Slate reports on the rise of the changing world of death notices. (SL Slate)
The Dodo is a new website by Kerry Lauerman (former Salon editor-in-chief) and Izzie Lerer (of the Lerer family) about animals, and particularly about humanity's relationship with animals: We think of them less as objects at our disposal, as science increasingly reveals them to be intelligent, emotional, social beings that are not as different from us as we used to think they were. Its lead article today is an essay by Glenn Greenwald (previously) on the dogs he and his partner David Miranda have fostered at their home in Brazil. And, as you might expect, there are also heartwarming posts such as this one about elephants being reunited after 20 years apart.
The 2013 edition of Salon's annual Hack List is out, and this year, Salon hackmaster Alex Pareene has stirred the pot of hackery by "channel[ing] each hack's unique voice" and "let[ting] them 'write' their own entries." [more inside]
Rollback. Media critic Jay Rosen rises above the McClellan/"shake-up" foofaraw to put several pieces of the puzzle together and show how the Bush administration has significantly altered the long-standing relationship of the press to the White House. (More from Rosen here.) Another piece that fits: Donald Rumsfeld's bold, frequent, and rarely-challenged assertions that the American press is being expertly "manipulated" by Al Qaeda "media committees" in Iraq and Afghanistan.

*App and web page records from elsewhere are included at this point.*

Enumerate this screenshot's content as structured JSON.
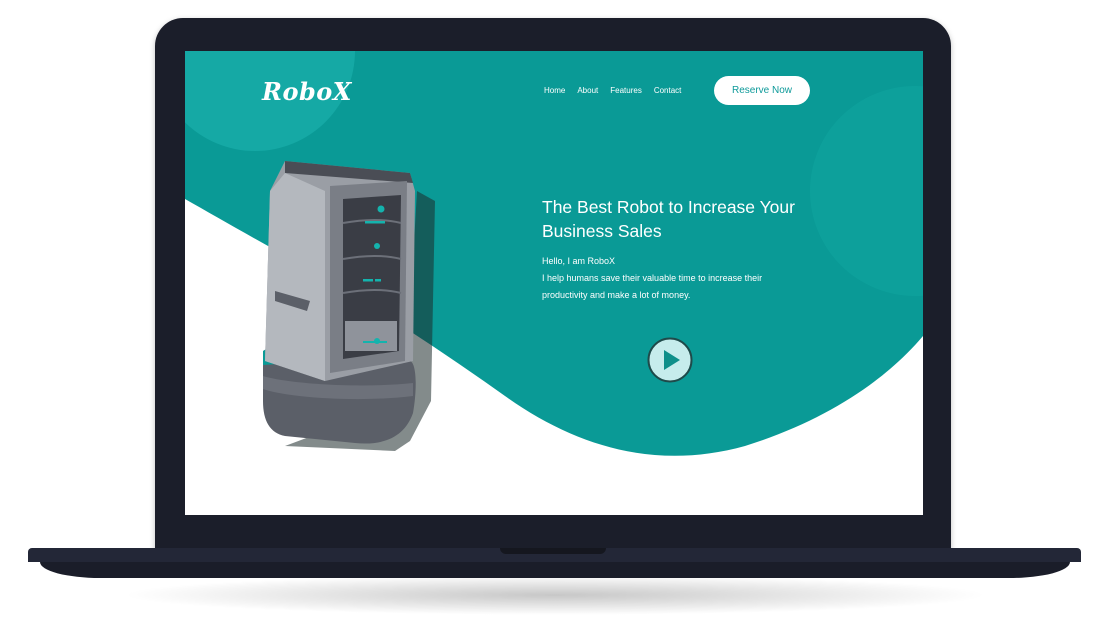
{
  "brand": {
    "logo": "RoboX",
    "accent": "#0a9a96",
    "accent_light": "#16aba6"
  },
  "nav": {
    "items": [
      {
        "label": "Home"
      },
      {
        "label": "About"
      },
      {
        "label": "Features"
      },
      {
        "label": "Contact"
      }
    ],
    "cta_label": "Reserve Now"
  },
  "hero": {
    "title": "The Best Robot to Increase Your Business Sales",
    "greeting": "Hello, I am RoboX",
    "description": "I help humans save their valuable time to increase their productivity and make a lot of money."
  },
  "icons": {
    "play": "play-icon",
    "robot": "robot-illustration"
  }
}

The Newsweek-Fahrenheit wars - Michael Isikoff's "seven errors, distortions and selective omissions of crucial information" detailed by Craig Unger, "House of Bush, House of Saud" author (read excerpts of his book at Salon.com, for members or by a "day pass") Isikoff has heavily cited Unger's book but, it seems, not bothered to read Unger's generously provided source files. "Liberal" PBS is not excluded, as credulous (or ignorant) "On the Media" host Bob Garfield's July 2 interview with Isikoff demonstrates. What shall we call such pervasive, ongoing and seemingly willful patterns of inaccuracy, distortion, and selective omission?
"The Media vs. Howard Dean." Salon (subscription or Flash ad viewing required) observes that the media have been doing everything in their power to attach negative labels to US presidential candidate Howard Dean. Will the adage that "there's no such thing as bad publicity" prevail? Meanwhile, the Internet is increasing in relevance as a news source, according to a recent survey. Which websites do you peruse for political coverage, if any?

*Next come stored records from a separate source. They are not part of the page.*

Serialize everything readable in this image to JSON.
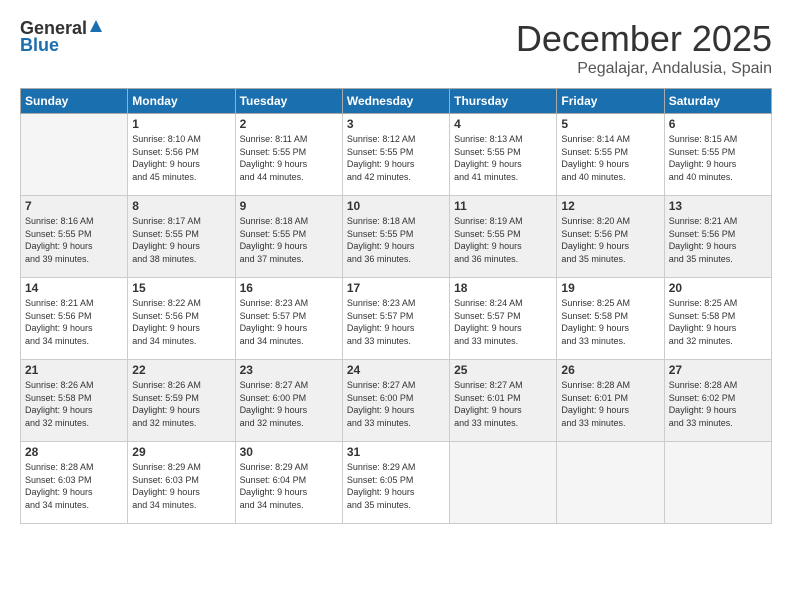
{
  "logo": {
    "general": "General",
    "blue": "Blue"
  },
  "header": {
    "month_year": "December 2025",
    "location": "Pegalajar, Andalusia, Spain"
  },
  "weekdays": [
    "Sunday",
    "Monday",
    "Tuesday",
    "Wednesday",
    "Thursday",
    "Friday",
    "Saturday"
  ],
  "weeks": [
    [
      {
        "day": "",
        "empty": true
      },
      {
        "day": "1",
        "sunrise": "8:10 AM",
        "sunset": "5:56 PM",
        "daylight": "9 hours and 45 minutes."
      },
      {
        "day": "2",
        "sunrise": "8:11 AM",
        "sunset": "5:55 PM",
        "daylight": "9 hours and 44 minutes."
      },
      {
        "day": "3",
        "sunrise": "8:12 AM",
        "sunset": "5:55 PM",
        "daylight": "9 hours and 42 minutes."
      },
      {
        "day": "4",
        "sunrise": "8:13 AM",
        "sunset": "5:55 PM",
        "daylight": "9 hours and 41 minutes."
      },
      {
        "day": "5",
        "sunrise": "8:14 AM",
        "sunset": "5:55 PM",
        "daylight": "9 hours and 40 minutes."
      },
      {
        "day": "6",
        "sunrise": "8:15 AM",
        "sunset": "5:55 PM",
        "daylight": "9 hours and 40 minutes."
      }
    ],
    [
      {
        "day": "7",
        "sunrise": "8:16 AM",
        "sunset": "5:55 PM",
        "daylight": "9 hours and 39 minutes."
      },
      {
        "day": "8",
        "sunrise": "8:17 AM",
        "sunset": "5:55 PM",
        "daylight": "9 hours and 38 minutes."
      },
      {
        "day": "9",
        "sunrise": "8:18 AM",
        "sunset": "5:55 PM",
        "daylight": "9 hours and 37 minutes."
      },
      {
        "day": "10",
        "sunrise": "8:18 AM",
        "sunset": "5:55 PM",
        "daylight": "9 hours and 36 minutes."
      },
      {
        "day": "11",
        "sunrise": "8:19 AM",
        "sunset": "5:55 PM",
        "daylight": "9 hours and 36 minutes."
      },
      {
        "day": "12",
        "sunrise": "8:20 AM",
        "sunset": "5:56 PM",
        "daylight": "9 hours and 35 minutes."
      },
      {
        "day": "13",
        "sunrise": "8:21 AM",
        "sunset": "5:56 PM",
        "daylight": "9 hours and 35 minutes."
      }
    ],
    [
      {
        "day": "14",
        "sunrise": "8:21 AM",
        "sunset": "5:56 PM",
        "daylight": "9 hours and 34 minutes."
      },
      {
        "day": "15",
        "sunrise": "8:22 AM",
        "sunset": "5:56 PM",
        "daylight": "9 hours and 34 minutes."
      },
      {
        "day": "16",
        "sunrise": "8:23 AM",
        "sunset": "5:57 PM",
        "daylight": "9 hours and 34 minutes."
      },
      {
        "day": "17",
        "sunrise": "8:23 AM",
        "sunset": "5:57 PM",
        "daylight": "9 hours and 33 minutes."
      },
      {
        "day": "18",
        "sunrise": "8:24 AM",
        "sunset": "5:57 PM",
        "daylight": "9 hours and 33 minutes."
      },
      {
        "day": "19",
        "sunrise": "8:25 AM",
        "sunset": "5:58 PM",
        "daylight": "9 hours and 33 minutes."
      },
      {
        "day": "20",
        "sunrise": "8:25 AM",
        "sunset": "5:58 PM",
        "daylight": "9 hours and 32 minutes."
      }
    ],
    [
      {
        "day": "21",
        "sunrise": "8:26 AM",
        "sunset": "5:58 PM",
        "daylight": "9 hours and 32 minutes."
      },
      {
        "day": "22",
        "sunrise": "8:26 AM",
        "sunset": "5:59 PM",
        "daylight": "9 hours and 32 minutes."
      },
      {
        "day": "23",
        "sunrise": "8:27 AM",
        "sunset": "6:00 PM",
        "daylight": "9 hours and 32 minutes."
      },
      {
        "day": "24",
        "sunrise": "8:27 AM",
        "sunset": "6:00 PM",
        "daylight": "9 hours and 33 minutes."
      },
      {
        "day": "25",
        "sunrise": "8:27 AM",
        "sunset": "6:01 PM",
        "daylight": "9 hours and 33 minutes."
      },
      {
        "day": "26",
        "sunrise": "8:28 AM",
        "sunset": "6:01 PM",
        "daylight": "9 hours and 33 minutes."
      },
      {
        "day": "27",
        "sunrise": "8:28 AM",
        "sunset": "6:02 PM",
        "daylight": "9 hours and 33 minutes."
      }
    ],
    [
      {
        "day": "28",
        "sunrise": "8:28 AM",
        "sunset": "6:03 PM",
        "daylight": "9 hours and 34 minutes."
      },
      {
        "day": "29",
        "sunrise": "8:29 AM",
        "sunset": "6:03 PM",
        "daylight": "9 hours and 34 minutes."
      },
      {
        "day": "30",
        "sunrise": "8:29 AM",
        "sunset": "6:04 PM",
        "daylight": "9 hours and 34 minutes."
      },
      {
        "day": "31",
        "sunrise": "8:29 AM",
        "sunset": "6:05 PM",
        "daylight": "9 hours and 35 minutes."
      },
      {
        "day": "",
        "empty": true
      },
      {
        "day": "",
        "empty": true
      },
      {
        "day": "",
        "empty": true
      }
    ]
  ]
}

Sony writes 'article' for Salon. In an effort to find new revenue streams, Salon has published an ad/article written by Sony Corp. National Geographic and Parent Soup have also published ad/articles, though the New York Times said no. While the articles do not directly reference Sony products, the feature people who do fascinating things with technology... technology which, it just so happens, is advertised conveniently right next to the technology featuring passage. Is this sort of thing ever ethical? If so, what sort of disclosures are necessary. Clearly the ad/articles are intended to appear to be regular content.
Where Are The Hollywood Conservative? Does a liberal cabal of Hollywood executives destroy the careers of conservative performers? Or, is the conservative philosophy (opposed to change, antiquated morals...) just too boring for artists and performers?